• **Brief**
Copy all the lines of the data that include the word "display".

────────

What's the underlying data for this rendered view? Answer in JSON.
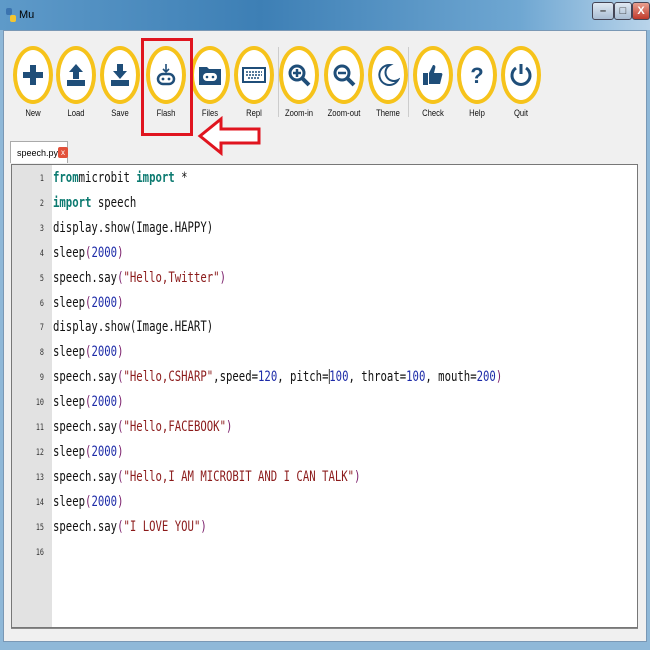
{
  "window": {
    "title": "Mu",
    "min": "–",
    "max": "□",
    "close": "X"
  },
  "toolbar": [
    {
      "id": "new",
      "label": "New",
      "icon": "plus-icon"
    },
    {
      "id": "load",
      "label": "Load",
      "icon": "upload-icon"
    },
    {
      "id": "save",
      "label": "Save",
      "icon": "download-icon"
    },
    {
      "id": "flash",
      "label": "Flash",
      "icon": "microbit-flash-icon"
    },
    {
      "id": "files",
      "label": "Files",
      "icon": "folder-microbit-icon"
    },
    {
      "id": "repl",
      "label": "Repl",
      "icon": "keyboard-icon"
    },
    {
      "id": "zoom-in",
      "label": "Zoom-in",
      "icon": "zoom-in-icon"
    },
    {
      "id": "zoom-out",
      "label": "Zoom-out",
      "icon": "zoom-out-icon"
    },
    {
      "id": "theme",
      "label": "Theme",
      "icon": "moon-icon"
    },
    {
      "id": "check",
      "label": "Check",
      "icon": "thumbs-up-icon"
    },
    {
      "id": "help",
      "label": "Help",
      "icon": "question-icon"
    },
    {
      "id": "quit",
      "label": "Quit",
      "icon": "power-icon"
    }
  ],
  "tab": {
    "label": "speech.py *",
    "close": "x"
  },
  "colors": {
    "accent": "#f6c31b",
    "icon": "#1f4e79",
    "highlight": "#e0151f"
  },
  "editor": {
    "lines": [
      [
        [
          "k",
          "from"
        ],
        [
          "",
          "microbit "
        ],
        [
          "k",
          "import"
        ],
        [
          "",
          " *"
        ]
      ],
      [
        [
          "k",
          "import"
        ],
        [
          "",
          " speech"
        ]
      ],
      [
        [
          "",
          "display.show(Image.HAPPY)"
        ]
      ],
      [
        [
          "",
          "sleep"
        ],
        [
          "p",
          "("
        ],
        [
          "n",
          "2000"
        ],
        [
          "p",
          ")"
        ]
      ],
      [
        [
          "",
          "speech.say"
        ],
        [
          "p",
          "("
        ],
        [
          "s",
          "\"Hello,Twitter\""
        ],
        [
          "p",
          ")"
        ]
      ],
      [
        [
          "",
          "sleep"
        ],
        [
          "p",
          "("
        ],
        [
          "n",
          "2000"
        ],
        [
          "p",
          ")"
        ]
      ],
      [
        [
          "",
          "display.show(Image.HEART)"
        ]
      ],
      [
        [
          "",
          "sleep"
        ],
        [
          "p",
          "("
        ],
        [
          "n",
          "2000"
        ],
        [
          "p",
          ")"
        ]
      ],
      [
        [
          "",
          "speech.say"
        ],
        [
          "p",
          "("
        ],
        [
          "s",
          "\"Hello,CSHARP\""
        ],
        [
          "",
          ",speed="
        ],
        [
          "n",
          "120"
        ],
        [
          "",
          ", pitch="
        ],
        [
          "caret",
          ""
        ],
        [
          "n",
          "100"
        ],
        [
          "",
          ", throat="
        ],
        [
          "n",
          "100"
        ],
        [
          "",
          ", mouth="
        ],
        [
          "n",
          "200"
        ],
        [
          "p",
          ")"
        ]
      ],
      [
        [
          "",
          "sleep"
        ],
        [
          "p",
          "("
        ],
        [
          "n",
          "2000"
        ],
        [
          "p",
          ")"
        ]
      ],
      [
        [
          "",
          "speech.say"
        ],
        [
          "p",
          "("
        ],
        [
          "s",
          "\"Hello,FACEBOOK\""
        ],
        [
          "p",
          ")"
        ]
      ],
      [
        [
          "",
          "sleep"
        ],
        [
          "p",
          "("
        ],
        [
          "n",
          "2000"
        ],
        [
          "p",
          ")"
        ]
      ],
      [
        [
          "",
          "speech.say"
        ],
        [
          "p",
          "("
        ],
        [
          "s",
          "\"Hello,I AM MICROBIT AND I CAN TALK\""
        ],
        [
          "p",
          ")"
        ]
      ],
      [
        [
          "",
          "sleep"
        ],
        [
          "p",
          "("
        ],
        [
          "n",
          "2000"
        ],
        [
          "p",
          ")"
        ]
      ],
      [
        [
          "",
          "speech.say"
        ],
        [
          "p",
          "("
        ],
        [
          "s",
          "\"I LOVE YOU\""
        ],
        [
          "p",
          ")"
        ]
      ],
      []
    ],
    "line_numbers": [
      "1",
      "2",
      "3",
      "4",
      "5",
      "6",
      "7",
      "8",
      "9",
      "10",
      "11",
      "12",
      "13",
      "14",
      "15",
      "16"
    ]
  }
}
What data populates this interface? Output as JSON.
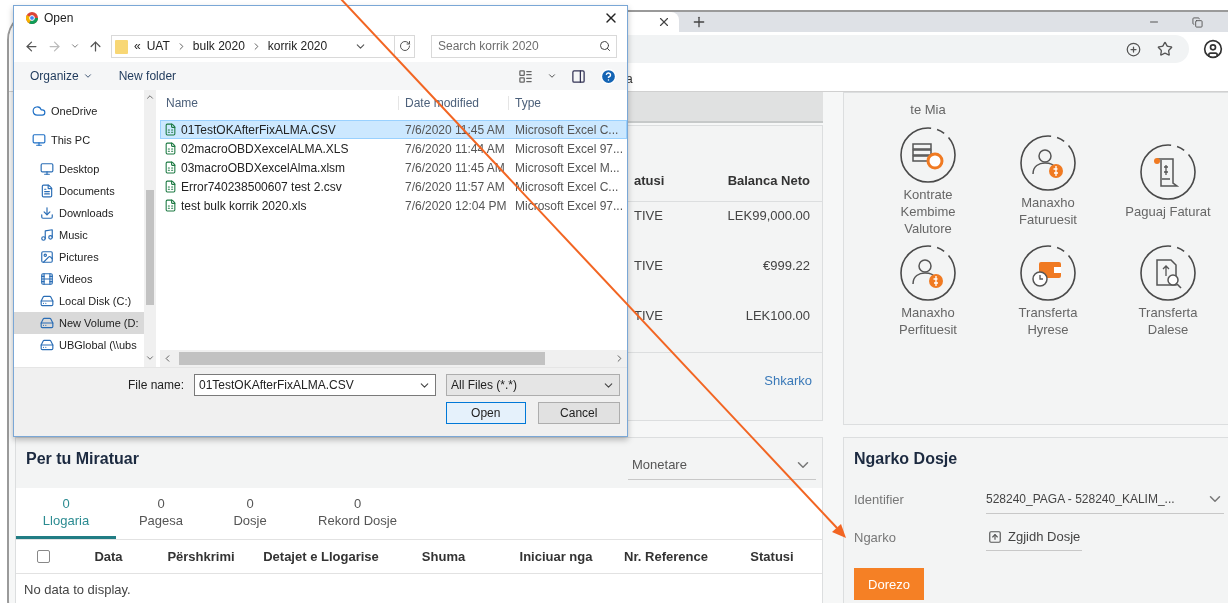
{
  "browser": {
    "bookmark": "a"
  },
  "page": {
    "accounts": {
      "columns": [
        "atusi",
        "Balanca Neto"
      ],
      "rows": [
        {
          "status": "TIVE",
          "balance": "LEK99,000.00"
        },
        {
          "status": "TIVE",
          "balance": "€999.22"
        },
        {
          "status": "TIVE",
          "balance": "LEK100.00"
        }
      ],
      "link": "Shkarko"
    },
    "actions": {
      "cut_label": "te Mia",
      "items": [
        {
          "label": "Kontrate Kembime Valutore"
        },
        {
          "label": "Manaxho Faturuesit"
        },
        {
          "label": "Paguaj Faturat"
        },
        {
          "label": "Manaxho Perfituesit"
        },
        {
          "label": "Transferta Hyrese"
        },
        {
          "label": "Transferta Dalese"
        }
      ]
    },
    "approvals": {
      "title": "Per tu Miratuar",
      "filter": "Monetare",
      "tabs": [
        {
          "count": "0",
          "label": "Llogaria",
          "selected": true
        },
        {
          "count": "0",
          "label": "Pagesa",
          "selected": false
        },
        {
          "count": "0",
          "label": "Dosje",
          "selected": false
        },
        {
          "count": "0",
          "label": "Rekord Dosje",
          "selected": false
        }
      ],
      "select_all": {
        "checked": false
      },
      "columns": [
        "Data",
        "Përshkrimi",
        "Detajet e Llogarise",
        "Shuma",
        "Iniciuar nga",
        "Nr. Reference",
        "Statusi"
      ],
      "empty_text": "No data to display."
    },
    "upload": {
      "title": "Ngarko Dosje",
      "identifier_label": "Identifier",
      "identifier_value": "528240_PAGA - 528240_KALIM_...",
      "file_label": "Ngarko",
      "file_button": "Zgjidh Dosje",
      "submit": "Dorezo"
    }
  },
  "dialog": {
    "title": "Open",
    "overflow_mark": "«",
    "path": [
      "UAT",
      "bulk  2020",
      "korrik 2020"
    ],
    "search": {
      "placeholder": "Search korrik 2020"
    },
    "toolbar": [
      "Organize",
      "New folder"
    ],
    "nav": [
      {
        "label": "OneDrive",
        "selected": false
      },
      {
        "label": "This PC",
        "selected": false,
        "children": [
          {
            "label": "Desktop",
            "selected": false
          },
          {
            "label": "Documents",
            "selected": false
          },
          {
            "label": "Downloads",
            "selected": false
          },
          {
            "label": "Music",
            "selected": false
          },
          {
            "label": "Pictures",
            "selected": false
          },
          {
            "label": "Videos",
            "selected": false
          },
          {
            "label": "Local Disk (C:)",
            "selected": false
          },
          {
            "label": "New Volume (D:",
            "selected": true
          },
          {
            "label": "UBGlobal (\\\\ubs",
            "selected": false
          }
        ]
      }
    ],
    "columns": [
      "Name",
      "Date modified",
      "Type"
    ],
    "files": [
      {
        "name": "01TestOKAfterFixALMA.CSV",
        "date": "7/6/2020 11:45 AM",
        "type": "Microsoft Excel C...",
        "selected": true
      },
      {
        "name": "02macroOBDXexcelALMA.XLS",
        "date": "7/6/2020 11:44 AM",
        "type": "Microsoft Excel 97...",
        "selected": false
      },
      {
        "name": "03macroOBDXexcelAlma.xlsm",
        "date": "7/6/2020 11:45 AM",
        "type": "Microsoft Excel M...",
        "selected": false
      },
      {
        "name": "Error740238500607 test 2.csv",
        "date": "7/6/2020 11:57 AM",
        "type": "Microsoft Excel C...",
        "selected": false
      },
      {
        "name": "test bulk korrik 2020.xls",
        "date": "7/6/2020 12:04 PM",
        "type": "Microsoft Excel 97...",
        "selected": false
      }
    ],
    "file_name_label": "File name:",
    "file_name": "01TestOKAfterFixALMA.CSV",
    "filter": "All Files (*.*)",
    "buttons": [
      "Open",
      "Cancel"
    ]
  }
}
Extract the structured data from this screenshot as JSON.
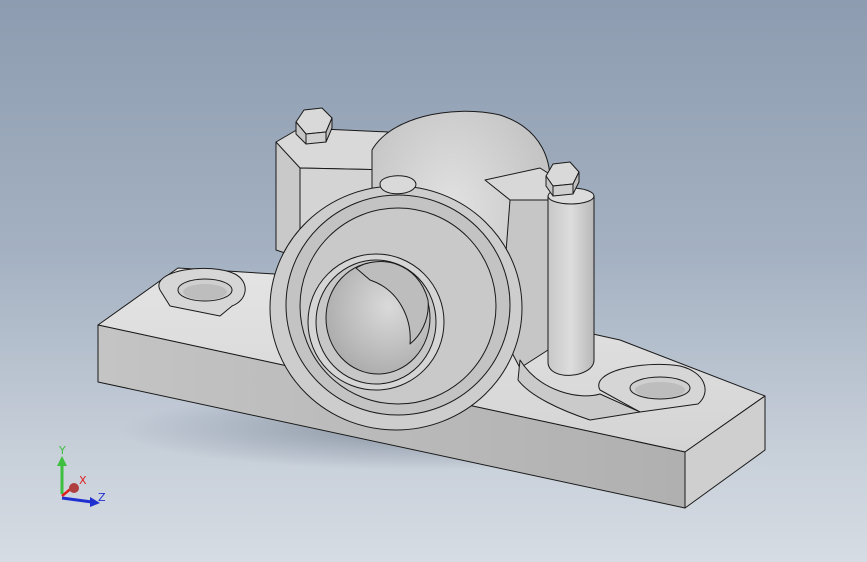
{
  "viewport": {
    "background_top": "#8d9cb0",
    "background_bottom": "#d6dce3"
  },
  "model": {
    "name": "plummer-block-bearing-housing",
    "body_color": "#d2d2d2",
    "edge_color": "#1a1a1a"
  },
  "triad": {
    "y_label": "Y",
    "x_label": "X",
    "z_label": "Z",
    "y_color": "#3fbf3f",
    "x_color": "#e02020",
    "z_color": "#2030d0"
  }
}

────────

• **Exercise result**
          "display.show(Image.HAPPY)"
          "display.show(Image.HEART)"
      "empty_text": "No data to display."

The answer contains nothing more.